CARS.COM — Halloween costumes aren't just for kids anymore. People "of a certain age" dress up for Halloween. They dress up their babies. They dress up their houses. Heck, some even dress up their pets. So it was only a matter of time before dressing up one's car officially became a thing.
We don't know exactly when Halloween car costumes first dawned on someone, or why the first car-stume was donned. But we do know that a desire among families looking for safe alternatives to letting their kids roam around the streets after dark taking candy from strangers — against parents' best advice every day of the year except Oct. 31 — has led to the advent of "trunk-or-treating."
Did you know that Halloween traditionally and tragically has been the deadliest day of the year for child pedestrians? According to an analysis by stats-crunching website Sperling's BestPlaces and insurance provider State Farm, in the 21 years running from 1990 to 2010, 115 child pedestrians were killed on Oct. 31 for an average of 5.5 per year — more than double the average of any other day of the year.
The most dangerous hours are 6 p.m. to 7 p.m., which accounts for about a quarter of fatalities, while more than two-thirds occur between 5 p.m. and 9 p.m. Children age 12 to 15 account for nearly a third of Halloween pedestrian deaths, and kids age 5 to 8 nearly a fourth. Drivers age 15 to 25 are involved in nearly a third of incidences.
"The concept of trunk-or-treating is popular at schools, churches and in rural areas where houses are far apart," according to vehicle-history report provider Carfax. "It also serves as a safe event on Halloween that is centrally located, fun and convenient."
These events are typically held in a large parking lot or other open, spacious venues where participants can park their costumed cars. While the youngsters have fun going car-to-car collecting candy, moms, dads and others can do more than just wait for the doorbell to ring.
"Adults have a chance for a little fun as well, dressing up and play acting," according to Carfax. "Whether it's decorating your car to mimic a popular Disney movie or making it out to be the scariest trunk in the parking lot, it is no longer about the best costume."
Which is to say it's about the best car-stume. And there's virtually no limit to how you can retrofit your ride.
Here at Cars.com's downtown Chicago headquarters, we naturally were inspired by the success of our long-suffering Cubs baseball team, currently locked in a battle for the National League Championship with the Los Angeles Dodgers to determine which team goes to the World Series. For our do-it-yourself car-stume this year (pictured), we selected Cubbies Manager Joe Maddon.
For this purpose, we outfitted our 2016 Volvo XC90 long-term tester with a baseball cap fashioned from a giant royal-blue umbrella adorned with a homemade Cubs "C" emblem. That's in addition to a giant version of Maddon's signature black-framed glasses cut out from foam board — which made quite a spectacle of our Cars.com squad to passersby as we hastily assembled our car-stume while precariously parked in front of Wrigley Field on a recent Friday. (To be honest, many in the crowd that quickly formed around us mistook it for legendary Cubs announcer Harry Caray, but that's OK by us.)

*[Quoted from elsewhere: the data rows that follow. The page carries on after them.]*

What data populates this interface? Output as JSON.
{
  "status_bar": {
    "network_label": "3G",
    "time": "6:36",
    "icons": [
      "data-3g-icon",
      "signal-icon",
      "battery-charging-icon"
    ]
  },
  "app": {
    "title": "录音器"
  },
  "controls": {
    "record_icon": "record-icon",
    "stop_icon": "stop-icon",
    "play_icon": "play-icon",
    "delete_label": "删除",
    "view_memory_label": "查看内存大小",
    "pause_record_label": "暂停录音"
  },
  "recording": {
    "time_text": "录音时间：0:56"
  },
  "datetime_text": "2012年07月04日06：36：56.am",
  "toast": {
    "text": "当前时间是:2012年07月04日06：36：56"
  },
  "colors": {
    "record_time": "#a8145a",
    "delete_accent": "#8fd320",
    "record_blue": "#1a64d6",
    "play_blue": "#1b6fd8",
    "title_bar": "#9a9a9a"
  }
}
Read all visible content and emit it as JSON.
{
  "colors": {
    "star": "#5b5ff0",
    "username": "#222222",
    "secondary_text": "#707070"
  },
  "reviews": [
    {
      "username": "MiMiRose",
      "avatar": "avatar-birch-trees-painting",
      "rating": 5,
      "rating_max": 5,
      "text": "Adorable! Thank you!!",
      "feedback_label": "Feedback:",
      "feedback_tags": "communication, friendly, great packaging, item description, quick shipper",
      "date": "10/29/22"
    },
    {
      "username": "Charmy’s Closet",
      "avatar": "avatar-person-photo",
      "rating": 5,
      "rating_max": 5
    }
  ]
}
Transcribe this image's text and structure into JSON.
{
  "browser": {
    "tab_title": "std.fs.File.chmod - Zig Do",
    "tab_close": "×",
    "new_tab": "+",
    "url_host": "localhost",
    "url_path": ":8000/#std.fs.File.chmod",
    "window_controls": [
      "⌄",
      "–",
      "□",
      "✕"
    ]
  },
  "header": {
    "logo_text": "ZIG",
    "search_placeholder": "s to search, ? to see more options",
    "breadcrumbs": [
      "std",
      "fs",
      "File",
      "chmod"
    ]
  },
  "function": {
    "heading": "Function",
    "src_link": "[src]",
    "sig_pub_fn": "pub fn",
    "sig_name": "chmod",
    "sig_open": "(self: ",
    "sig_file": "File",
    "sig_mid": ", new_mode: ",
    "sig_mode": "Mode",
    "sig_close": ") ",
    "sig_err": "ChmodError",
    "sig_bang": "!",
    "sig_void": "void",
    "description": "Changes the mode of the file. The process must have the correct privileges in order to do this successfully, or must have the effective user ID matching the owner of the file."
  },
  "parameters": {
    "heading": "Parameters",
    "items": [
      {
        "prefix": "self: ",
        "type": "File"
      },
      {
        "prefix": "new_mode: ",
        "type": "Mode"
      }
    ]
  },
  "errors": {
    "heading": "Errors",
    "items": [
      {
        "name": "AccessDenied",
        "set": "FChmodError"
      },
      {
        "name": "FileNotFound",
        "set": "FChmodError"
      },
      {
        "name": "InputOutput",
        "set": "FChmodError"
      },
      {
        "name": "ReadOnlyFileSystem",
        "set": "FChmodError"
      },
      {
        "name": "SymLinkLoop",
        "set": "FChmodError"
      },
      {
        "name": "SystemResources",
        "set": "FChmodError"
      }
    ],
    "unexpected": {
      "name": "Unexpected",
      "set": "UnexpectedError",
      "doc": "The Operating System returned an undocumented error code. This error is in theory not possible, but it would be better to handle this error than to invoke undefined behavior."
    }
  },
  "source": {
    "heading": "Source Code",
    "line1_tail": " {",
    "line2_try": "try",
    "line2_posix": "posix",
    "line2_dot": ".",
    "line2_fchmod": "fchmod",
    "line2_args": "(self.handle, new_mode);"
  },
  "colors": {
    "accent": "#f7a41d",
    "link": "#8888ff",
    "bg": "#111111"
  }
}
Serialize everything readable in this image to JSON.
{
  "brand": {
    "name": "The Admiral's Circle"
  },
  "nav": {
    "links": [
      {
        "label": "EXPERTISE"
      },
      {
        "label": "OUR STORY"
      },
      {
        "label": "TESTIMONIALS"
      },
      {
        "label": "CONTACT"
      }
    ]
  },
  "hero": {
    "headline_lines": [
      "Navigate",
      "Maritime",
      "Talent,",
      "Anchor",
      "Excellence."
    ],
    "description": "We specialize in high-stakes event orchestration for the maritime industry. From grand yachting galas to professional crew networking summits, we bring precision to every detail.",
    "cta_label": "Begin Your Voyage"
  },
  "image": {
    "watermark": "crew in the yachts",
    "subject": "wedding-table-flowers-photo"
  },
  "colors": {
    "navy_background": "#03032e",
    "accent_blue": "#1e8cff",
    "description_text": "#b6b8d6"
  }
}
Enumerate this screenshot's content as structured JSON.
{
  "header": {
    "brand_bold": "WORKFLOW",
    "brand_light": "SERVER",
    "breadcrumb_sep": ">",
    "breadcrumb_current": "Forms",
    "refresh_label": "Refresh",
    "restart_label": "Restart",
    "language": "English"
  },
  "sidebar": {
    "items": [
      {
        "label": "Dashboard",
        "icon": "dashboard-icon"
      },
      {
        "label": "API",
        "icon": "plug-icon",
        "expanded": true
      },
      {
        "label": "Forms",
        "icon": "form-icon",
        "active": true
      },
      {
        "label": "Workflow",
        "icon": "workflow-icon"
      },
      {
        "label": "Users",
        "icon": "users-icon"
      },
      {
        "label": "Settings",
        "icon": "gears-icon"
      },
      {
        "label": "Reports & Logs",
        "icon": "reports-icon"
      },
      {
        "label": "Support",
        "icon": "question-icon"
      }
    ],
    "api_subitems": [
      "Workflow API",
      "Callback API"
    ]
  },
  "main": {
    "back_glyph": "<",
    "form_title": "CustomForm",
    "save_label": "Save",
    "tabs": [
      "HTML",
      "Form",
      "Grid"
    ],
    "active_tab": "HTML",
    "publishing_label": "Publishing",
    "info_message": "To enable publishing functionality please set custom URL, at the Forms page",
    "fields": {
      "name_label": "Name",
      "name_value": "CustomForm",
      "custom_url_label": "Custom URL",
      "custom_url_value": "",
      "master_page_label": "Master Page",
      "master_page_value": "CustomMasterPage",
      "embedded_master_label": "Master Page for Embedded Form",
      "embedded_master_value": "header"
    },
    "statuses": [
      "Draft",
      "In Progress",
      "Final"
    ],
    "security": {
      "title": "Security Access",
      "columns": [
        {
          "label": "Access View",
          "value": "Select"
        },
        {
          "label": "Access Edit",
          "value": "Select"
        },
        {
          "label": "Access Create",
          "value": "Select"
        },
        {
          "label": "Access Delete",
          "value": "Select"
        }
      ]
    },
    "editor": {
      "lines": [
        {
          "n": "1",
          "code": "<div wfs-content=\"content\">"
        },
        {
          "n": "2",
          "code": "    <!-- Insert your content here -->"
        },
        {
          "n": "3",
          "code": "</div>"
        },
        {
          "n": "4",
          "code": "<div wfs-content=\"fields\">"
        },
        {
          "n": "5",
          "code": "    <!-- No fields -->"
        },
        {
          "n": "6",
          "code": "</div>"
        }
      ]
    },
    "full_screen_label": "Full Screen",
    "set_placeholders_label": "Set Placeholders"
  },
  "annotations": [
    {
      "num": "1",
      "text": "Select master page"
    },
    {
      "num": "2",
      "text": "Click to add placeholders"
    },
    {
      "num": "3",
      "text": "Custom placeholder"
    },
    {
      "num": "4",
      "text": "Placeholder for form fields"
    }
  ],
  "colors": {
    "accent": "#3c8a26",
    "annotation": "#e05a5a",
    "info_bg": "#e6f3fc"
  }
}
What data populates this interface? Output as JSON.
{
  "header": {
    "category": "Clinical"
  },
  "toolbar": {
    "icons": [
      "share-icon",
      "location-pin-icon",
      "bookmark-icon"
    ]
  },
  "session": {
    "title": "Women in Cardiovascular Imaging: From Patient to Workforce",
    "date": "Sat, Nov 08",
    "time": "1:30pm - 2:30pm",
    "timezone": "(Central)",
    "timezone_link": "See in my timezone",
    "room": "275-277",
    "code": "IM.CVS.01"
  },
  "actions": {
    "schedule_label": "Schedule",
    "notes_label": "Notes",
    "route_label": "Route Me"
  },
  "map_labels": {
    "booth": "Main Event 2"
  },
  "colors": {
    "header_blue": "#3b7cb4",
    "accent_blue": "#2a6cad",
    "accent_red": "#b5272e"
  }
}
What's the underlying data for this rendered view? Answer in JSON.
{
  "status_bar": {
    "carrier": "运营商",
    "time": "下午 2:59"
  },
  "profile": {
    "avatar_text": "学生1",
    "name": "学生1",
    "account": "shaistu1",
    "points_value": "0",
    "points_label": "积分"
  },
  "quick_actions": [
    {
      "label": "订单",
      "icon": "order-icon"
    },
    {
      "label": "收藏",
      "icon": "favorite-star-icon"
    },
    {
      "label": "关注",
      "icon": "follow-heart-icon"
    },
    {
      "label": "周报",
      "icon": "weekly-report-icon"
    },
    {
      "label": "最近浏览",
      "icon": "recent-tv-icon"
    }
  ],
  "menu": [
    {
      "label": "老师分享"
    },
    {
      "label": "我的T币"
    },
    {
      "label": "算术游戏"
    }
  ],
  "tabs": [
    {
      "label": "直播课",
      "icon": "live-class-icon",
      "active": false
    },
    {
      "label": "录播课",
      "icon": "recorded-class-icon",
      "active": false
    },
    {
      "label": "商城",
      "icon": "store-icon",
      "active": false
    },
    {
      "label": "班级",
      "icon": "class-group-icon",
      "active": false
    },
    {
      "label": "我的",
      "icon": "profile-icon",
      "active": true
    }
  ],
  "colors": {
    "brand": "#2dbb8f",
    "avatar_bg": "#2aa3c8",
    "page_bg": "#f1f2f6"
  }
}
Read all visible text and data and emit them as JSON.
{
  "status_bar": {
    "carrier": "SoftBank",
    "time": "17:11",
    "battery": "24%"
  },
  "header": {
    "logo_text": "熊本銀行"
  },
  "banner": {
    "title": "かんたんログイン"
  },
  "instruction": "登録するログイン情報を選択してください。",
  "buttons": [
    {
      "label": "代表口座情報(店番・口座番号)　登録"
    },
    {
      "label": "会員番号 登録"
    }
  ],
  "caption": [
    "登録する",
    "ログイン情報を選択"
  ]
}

Wait, you're a Dodgers fan ... or a St. Louis Cardinals fan ... or just hate the Cubs? Here's another, non-baseball-related car-stume that's simple and popular (particularly suited to SUVs): a giant mouth for which you use red and white fabric to make teeth, gums and a long tongue. Just pop the liftgate, hang the teeth and gums from the top, and let the tongue flow down onto the pavement, where the kids will find your bowl of goodies waiting.
Other trunk-or-treat ideas include a graveyard, using faux headstones with funny epitaphs, skeletons and faux cobwebs; a pumpkin patch with gourds, cornstalks and hay bales; and a zoo or jail created by placing cardboard cage bars over the opening of your hatchback and arranging stuffed lions, tigers and bears (or yourself in prison stripes and a bandit mask) behind them.
If your car is blue, you might consider a Superman car-stume with a flowing red-fabric cape draped over the roof and rear end plus an "S" emblem on the hood, or if it's orange a jack-o'-lantern face over the grille and green stem on the roof. When in doubt, there's always the ol' standby of draping a white cloth over the whole thing and cutting out a standard ghost face.
Whatever car-stume you choose, Cars.com hopes you and your young ones have a scary-safe All Hallows' Eve.